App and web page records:
***

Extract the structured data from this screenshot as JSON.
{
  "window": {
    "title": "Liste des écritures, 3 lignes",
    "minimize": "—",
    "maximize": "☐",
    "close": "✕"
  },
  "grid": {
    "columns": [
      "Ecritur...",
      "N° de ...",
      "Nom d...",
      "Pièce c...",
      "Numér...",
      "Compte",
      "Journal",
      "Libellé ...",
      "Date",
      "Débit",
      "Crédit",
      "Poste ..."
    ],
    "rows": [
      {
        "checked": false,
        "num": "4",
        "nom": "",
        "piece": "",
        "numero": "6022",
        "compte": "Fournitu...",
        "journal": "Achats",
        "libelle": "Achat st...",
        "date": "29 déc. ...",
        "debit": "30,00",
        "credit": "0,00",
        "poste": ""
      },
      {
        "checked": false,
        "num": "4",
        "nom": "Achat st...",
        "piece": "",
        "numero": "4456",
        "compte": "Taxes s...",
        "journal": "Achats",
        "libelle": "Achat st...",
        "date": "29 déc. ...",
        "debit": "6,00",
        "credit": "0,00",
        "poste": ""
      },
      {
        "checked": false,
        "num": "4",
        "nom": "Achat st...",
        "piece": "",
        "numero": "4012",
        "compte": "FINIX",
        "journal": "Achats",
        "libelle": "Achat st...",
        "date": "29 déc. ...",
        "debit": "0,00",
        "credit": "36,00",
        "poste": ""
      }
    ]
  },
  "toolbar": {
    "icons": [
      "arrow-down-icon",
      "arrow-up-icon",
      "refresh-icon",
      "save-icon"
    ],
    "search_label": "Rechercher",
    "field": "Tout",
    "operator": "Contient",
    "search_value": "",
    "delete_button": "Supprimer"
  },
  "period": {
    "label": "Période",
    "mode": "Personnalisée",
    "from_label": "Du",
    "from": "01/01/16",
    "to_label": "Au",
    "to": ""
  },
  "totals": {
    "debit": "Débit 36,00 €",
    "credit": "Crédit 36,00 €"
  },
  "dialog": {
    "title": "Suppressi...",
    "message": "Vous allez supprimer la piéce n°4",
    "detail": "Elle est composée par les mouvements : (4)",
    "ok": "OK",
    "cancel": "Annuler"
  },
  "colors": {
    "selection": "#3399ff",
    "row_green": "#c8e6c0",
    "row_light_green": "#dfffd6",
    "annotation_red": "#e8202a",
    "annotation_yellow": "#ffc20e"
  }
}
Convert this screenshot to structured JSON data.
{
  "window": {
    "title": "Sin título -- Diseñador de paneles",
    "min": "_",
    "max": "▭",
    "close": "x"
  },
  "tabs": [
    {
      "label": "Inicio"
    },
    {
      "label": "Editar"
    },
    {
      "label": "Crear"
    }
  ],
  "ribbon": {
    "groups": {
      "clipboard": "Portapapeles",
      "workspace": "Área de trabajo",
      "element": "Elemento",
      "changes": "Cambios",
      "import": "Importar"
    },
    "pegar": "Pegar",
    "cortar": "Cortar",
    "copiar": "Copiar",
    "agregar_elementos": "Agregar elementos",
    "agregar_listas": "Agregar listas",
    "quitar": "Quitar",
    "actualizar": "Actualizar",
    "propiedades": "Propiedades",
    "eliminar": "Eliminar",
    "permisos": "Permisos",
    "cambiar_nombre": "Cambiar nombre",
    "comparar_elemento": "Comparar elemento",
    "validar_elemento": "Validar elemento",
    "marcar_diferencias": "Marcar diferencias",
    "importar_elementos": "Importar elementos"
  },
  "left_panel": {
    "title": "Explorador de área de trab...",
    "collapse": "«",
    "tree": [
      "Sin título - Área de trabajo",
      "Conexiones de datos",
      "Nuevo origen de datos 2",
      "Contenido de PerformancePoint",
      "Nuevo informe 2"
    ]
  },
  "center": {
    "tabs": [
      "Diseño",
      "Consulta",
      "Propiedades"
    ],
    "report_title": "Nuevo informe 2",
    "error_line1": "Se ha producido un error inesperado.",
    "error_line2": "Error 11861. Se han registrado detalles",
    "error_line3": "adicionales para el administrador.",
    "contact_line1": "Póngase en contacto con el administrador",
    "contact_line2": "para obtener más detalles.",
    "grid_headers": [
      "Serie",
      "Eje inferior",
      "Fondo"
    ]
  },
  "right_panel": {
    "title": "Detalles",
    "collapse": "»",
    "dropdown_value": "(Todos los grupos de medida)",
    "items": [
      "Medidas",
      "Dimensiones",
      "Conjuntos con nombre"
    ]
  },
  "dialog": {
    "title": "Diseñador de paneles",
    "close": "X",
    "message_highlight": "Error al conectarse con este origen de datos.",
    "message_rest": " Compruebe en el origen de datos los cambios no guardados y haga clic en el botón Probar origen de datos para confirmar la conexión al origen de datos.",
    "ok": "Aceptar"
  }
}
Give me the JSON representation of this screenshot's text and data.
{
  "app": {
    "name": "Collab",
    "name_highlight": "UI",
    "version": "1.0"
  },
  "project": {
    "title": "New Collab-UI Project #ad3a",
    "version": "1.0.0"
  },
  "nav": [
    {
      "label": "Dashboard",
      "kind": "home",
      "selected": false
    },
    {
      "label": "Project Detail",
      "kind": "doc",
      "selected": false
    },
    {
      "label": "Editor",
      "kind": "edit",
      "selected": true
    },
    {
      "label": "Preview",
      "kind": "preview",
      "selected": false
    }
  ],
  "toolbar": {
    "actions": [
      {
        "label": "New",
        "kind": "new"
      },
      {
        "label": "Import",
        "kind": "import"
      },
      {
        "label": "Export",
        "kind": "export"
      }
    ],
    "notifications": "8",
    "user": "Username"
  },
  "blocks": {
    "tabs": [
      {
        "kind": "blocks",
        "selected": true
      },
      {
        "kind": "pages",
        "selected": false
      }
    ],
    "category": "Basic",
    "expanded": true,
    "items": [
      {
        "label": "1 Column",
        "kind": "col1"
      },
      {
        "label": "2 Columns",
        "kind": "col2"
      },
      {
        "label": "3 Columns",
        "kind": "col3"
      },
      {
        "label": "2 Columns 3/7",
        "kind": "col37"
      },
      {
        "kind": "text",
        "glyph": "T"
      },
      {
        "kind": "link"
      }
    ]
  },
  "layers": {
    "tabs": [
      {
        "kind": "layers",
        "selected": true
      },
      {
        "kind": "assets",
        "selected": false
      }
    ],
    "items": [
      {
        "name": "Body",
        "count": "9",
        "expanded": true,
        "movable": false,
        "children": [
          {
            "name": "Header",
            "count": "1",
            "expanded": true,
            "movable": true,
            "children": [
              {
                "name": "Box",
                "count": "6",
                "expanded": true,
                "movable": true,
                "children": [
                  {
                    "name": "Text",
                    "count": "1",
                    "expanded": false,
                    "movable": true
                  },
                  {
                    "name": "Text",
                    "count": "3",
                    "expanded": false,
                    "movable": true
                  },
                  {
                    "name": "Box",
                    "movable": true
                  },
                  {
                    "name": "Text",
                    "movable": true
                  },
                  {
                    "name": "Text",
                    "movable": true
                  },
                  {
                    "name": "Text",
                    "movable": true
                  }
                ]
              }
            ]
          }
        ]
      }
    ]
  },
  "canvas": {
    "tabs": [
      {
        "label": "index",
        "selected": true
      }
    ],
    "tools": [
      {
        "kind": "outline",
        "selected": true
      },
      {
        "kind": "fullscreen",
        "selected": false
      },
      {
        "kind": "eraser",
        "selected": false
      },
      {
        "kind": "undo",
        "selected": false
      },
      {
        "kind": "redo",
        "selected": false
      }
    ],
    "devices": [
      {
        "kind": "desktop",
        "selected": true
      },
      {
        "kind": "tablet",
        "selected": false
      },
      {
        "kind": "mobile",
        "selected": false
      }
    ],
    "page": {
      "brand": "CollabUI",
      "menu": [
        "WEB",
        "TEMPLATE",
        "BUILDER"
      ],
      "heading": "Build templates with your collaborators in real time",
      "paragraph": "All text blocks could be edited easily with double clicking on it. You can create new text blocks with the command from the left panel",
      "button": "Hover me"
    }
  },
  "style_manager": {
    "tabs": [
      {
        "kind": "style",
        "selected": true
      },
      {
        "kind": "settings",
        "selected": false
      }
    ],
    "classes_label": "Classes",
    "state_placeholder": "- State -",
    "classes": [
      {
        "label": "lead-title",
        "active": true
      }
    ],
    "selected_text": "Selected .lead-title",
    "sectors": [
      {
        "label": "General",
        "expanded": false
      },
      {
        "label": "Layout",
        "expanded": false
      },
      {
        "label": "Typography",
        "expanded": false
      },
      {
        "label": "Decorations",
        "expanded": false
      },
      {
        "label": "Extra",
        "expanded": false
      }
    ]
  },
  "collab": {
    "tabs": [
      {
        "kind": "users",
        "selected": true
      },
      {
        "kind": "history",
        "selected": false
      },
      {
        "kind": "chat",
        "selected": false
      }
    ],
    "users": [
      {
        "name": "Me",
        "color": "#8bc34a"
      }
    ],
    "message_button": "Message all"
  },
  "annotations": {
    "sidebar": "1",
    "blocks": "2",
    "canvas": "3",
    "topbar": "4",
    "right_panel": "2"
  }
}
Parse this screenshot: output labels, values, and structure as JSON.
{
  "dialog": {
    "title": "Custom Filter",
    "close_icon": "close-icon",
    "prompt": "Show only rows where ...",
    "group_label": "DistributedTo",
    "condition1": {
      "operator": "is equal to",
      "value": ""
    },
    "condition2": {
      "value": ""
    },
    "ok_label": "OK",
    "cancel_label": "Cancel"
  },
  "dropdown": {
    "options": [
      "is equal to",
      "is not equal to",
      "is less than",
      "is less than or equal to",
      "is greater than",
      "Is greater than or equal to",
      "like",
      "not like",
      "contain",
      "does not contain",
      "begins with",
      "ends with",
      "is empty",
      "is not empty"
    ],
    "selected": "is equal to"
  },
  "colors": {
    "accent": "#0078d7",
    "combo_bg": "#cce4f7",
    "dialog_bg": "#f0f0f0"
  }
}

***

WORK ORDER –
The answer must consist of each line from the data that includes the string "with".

PROBLEM SOLUTION –
      "heading": "Build templates with your collaborators in real time",
      "paragraph": "All text blocks could be edited easily with double clicking on it. You can create new text blocks with the command from the left panel",
      "begins with",
      "ends with",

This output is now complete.